PROBLEM TO SOLVE
Your answer must be an exact copy of the data below.

(Stored items from a collection)
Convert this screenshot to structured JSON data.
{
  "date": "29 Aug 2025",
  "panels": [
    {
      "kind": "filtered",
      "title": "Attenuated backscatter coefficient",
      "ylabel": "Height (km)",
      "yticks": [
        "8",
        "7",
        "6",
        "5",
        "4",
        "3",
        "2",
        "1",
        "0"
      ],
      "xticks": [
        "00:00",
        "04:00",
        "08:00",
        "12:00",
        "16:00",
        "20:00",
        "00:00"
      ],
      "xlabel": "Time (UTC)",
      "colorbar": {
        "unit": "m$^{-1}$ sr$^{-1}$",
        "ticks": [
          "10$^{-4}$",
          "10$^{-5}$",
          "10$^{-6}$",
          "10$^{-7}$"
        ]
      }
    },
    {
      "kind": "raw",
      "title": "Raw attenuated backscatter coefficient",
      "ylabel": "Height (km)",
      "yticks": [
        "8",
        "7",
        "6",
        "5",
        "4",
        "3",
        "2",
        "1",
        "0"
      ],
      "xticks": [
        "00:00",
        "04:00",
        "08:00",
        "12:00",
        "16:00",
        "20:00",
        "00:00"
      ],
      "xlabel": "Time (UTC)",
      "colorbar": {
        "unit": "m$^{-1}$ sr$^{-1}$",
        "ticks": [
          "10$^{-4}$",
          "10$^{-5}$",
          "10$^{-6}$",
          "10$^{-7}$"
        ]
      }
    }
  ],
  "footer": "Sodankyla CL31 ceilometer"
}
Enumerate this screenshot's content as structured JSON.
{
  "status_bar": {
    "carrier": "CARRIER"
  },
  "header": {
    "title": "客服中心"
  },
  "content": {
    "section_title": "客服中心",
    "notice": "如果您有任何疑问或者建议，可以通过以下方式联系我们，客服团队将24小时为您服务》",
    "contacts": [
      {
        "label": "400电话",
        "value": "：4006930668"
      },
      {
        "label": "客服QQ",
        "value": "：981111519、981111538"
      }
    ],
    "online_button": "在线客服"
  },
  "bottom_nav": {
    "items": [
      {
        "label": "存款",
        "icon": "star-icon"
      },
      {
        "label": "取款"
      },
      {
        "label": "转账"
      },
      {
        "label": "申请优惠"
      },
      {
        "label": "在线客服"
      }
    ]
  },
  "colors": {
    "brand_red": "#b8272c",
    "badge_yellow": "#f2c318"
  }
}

TASK RESPONSE
Convert this screenshot to structured JSON data.
{
  "date": "29 Aug 2025",
  "panels": [
    {
      "kind": "filtered",
      "title": "Attenuated backscatter coefficient",
      "ylabel": "Height (km)",
      "yticks": [
        "8",
        "7",
        "6",
        "5",
        "4",
        "3",
        "2",
        "1",
        "0"
      ],
      "xticks": [
        "00:00",
        "04:00",
        "08:00",
        "12:00",
        "16:00",
        "20:00",
        "00:00"
      ],
      "xlabel": "Time (UTC)",
      "colorbar": {
        "unit": "m$^{-1}$ sr$^{-1}$",
        "ticks": [
          "10$^{-4}$",
          "10$^{-5}$",
          "10$^{-6}$",
          "10$^{-7}$"
        ]
      }
    },
    {
      "kind": "raw",
      "title": "Raw attenuated backscatter coefficient",
      "ylabel": "Height (km)",
      "yticks": [
        "8",
        "7",
        "6",
        "5",
        "4",
        "3",
        "2",
        "1",
        "0"
      ],
      "xticks": [
        "00:00",
        "04:00",
        "08:00",
        "12:00",
        "16:00",
        "20:00",
        "00:00"
      ],
      "xlabel": "Time (UTC)",
      "colorbar": {
        "unit": "m$^{-1}$ sr$^{-1}$",
        "ticks": [
          "10$^{-4}$",
          "10$^{-5}$",
          "10$^{-6}$",
          "10$^{-7}$"
        ]
      }
    }
  ],
  "footer": "Sodankyla CL31 ceilometer"
}
Enumerate this screenshot's content as structured JSON.
{
  "status_bar": {
    "carrier": "CARRIER"
  },
  "header": {
    "title": "客服中心"
  },
  "content": {
    "section_title": "客服中心",
    "notice": "如果您有任何疑问或者建议，可以通过以下方式联系我们，客服团队将24小时为您服务》",
    "contacts": [
      {
        "label": "400电话",
        "value": "：4006930668"
      },
      {
        "label": "客服QQ",
        "value": "：981111519、981111538"
      }
    ],
    "online_button": "在线客服"
  },
  "bottom_nav": {
    "items": [
      {
        "label": "存款",
        "icon": "star-icon"
      },
      {
        "label": "取款"
      },
      {
        "label": "转账"
      },
      {
        "label": "申请优惠"
      },
      {
        "label": "在线客服"
      }
    ]
  },
  "colors": {
    "brand_red": "#b8272c",
    "badge_yellow": "#f2c318"
  }
}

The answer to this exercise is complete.